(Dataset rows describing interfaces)
══════════════════════════════

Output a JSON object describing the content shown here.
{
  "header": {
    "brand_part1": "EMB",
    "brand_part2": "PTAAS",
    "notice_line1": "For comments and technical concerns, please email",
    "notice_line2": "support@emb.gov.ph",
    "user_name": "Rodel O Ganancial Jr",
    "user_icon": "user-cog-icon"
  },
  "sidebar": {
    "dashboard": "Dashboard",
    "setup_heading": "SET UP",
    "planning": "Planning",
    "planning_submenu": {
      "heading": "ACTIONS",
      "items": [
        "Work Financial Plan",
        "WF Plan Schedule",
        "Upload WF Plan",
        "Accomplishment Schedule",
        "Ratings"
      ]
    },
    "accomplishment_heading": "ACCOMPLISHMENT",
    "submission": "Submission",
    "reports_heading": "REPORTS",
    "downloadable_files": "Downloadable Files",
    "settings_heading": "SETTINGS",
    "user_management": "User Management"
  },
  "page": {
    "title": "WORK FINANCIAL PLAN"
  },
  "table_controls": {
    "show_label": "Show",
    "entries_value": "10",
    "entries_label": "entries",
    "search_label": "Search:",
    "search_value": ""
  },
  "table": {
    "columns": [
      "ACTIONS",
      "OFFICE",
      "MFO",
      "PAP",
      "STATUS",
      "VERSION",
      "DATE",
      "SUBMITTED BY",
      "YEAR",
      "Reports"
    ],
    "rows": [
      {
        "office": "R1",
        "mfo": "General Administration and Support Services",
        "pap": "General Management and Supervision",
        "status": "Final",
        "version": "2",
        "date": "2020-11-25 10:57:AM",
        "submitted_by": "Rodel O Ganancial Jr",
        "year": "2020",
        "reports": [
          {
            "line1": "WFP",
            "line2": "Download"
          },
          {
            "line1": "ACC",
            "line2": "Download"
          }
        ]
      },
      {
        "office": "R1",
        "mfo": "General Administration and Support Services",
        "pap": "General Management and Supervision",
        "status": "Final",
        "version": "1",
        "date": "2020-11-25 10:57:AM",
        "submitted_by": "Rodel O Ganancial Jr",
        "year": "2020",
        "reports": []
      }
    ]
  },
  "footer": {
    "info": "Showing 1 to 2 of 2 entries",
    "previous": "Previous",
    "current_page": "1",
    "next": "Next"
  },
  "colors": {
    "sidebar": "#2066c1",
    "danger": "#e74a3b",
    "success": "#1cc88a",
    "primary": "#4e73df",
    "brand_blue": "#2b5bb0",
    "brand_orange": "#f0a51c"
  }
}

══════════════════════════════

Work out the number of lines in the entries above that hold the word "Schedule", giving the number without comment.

### FINAL ANSWER
2